President Joe Biden on Friday harshly criticized the Supreme Court's decision upending abortion rights and called on Congress to enshrine access in federal law.
"It's a sad day for the court and the country," Biden said as he delivered remarks from the Cross Hall of the White House.
"Today the Supreme Court of the United States expressly took away a constitutional right from the American people that it had already recognized," he said. 'They didn't limit it, they simply took it away. That's never been done to a right so important to so many Americans but they did it."
The court's conservative majority voted Friday to overturn Roe v. Wade as it upheld a Mississippi law that bans nearly all abortions past 15 weeks of pregnancy.
Justice Samuel Alito, who also authored the bombshell draft opinion leaked to the public earlier this year indicating this outcome, wrote in the opinion that Roe was "egregiously wrong from the start."
"Abortion presents a profound moral question," Alito wrote. "The Constitution does not prohibit the citizens of each State from regulating or prohibiting abortion. Roe and Casey arrogated that authority. The Court overrules those decisions and returns that authority to the people and their elected representatives."
The Supreme Court's three liberal justices slammed the majority's opinion, writing that the decision essentially "says that from the very moment of fertilization, a woman has no rights to speak of."
Biden said he believed Roe was correctly decided, calling Friday's ruling a "tragic error" by the high court.
Biden called on Congress to take action to enshrine abortion rights at the federal level.
"No executive action from the president can do that," Biden said.
"This fall, Roe is on the ballot," he added.
"This decision must not be the final word," he said. "With your vote, you can act. You can have the final word."

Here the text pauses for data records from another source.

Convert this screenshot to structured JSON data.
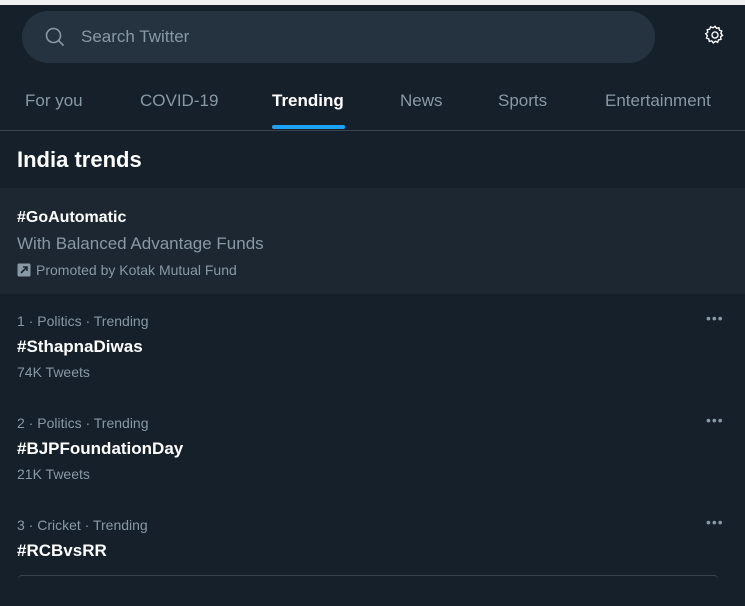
{
  "search": {
    "placeholder": "Search Twitter"
  },
  "tabs": [
    {
      "label": "For you"
    },
    {
      "label": "COVID-19"
    },
    {
      "label": "Trending"
    },
    {
      "label": "News"
    },
    {
      "label": "Sports"
    },
    {
      "label": "Entertainment"
    }
  ],
  "active_tab": "Trending",
  "section_title": "India trends",
  "promoted": {
    "hashtag": "#GoAutomatic",
    "description": "With Balanced Advantage Funds",
    "promoted_by": "Promoted by Kotak Mutual Fund"
  },
  "trends": [
    {
      "meta": "1 · Politics · Trending",
      "name": "#SthapnaDiwas",
      "count": "74K Tweets"
    },
    {
      "meta": "2 · Politics · Trending",
      "name": "#BJPFoundationDay",
      "count": "21K Tweets"
    },
    {
      "meta": "3 · Cricket · Trending",
      "name": "#RCBvsRR",
      "count": ""
    }
  ],
  "more_label": "•••",
  "colors": {
    "accent": "#1da1f2",
    "background": "#15202b",
    "secondary_text": "#8899a6"
  }
}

He called out President Donald Trump's influence by name.
"It was three justices, named by one president, Donald Trump, who are the core of today's decision to upend the scales of justice and eliminate a fundamental right for women in this country," he said.
"Make no mistake: this decision is a culmination of a deliberate effort over decades to upset the balance of our law," he said. "It is a realization of an extreme ideology, and a tragic error by the Supreme Court, in my view."
Abortion rights activists previously told ABC News they believed Biden could employ the Food and Drug Administration and Medicaid to fill gaps in care.
Biden took such action on Friday, stating he was instructing the Department of Health and Human Services -- which oversees the FDA -- to take steps to protect access to medication abortion in the wake of Roe being overturned.
Biden also expressed concern Friday that the ruling would impact other Supreme Court decisions relating to the notion of privacy -- such as contraception and same-sex marriage rights.
Supreme Court Justice Clarence Thomas, in his concurring opinion on Friday, stated such unenumerated rights should be reconsidered.
Thomas specifically called for the reconsideration of Griswold v. Connecticut, which established the right of married couples to use contraception; Lawrence v. Texas, which protects the right to same-sex romantic relationships; and Obergefell v. Hodges, which establishes the right to same-sex marriage.
"Because any substantive due process decision is 'demonstrably erroneous,' we have a duty to 'correct the error' established in those precedents," he wrote.
The Supreme Court's ruling was met with immediate protest from individuals on both sides of the abortion debate. Biden called on Americans to keep all protests peaceful.
ABC News' Ben Gittleson contributed to this report.